Presentation #403.03 in the session “Implications and Tracers of the Energetic Processes at Cosmic Dawn”.
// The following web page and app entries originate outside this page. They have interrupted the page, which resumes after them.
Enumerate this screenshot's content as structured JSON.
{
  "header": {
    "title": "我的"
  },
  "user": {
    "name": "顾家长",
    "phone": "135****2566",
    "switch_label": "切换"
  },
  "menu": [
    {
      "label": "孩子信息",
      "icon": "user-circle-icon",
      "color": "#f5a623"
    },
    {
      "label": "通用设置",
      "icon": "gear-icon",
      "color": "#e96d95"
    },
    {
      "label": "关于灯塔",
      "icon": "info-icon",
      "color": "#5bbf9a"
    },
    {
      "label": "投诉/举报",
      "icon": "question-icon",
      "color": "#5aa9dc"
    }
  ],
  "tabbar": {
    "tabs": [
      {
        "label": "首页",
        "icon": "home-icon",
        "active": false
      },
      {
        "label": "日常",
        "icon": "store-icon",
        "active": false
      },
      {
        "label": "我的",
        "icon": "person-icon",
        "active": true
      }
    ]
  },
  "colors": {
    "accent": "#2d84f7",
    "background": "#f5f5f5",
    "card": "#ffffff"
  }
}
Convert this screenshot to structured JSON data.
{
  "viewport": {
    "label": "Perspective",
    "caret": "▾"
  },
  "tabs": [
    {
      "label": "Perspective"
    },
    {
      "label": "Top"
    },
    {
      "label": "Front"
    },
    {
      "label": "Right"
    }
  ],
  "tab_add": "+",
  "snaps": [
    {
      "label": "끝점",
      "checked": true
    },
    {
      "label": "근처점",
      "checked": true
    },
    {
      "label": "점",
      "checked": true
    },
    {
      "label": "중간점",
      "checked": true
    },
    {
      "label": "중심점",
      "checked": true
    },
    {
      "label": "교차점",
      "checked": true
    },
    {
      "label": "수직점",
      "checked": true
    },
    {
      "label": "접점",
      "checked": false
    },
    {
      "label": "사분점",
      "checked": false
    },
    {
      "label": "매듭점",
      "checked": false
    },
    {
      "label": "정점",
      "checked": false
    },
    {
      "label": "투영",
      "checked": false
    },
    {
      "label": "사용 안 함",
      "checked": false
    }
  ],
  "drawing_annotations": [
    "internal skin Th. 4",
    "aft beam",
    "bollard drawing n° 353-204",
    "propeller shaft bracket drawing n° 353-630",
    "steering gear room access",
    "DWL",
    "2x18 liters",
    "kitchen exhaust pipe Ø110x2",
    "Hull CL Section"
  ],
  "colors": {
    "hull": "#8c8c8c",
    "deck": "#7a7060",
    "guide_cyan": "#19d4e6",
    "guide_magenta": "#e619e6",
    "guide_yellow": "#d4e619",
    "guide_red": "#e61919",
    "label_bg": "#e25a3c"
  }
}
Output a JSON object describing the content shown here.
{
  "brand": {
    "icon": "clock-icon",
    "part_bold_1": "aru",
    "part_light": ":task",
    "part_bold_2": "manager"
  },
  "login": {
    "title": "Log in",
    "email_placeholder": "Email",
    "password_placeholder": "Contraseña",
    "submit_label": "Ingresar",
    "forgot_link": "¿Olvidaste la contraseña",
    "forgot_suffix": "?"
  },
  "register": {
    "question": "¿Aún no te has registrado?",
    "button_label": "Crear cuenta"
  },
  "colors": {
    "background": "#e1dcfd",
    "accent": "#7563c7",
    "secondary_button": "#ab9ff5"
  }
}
The early universe underwent a spectacular phase change as the gas between galaxies was rapidly ionized. Currently, the observational and theoretical toolbox cannot discern between accretion onto black holes or hot massive stars as the source of ionizing photons for this cosmic reionization. The key to understanding the physical processes responsible for reionizing the universe are the nearby galaxies that are analogues to galaxies during the Epoch of Reionization. Recently, an exciting population of extremely low-metallicity star-forming galaxies have been discovered in the local universe. This sample provides the first laboratories of massive star populations at metallicities below 10% solar, similar to the galaxies during the Reionization Era. Using deep FUV and optical spectra of two of these extremely low-metallicity galaxies, we have found that both galaxies have unprecedentedly large He II, Ar IV, and C IV extremely high-ionization optical and FUV emission lines. We demonstrate that canonical photoionization models, using typical stellar population models, catastrophically fail to reproduce the high-ionization emission lines. We propose an additional ionizing source (X-ray binaries or shocks) in the models is necessary to reproduce the entire suite of emission lines observed in extreme emission-line galaxies. To test this scenario, we analyze Chandra observations of these two galaxies to constrain the high-energy sources.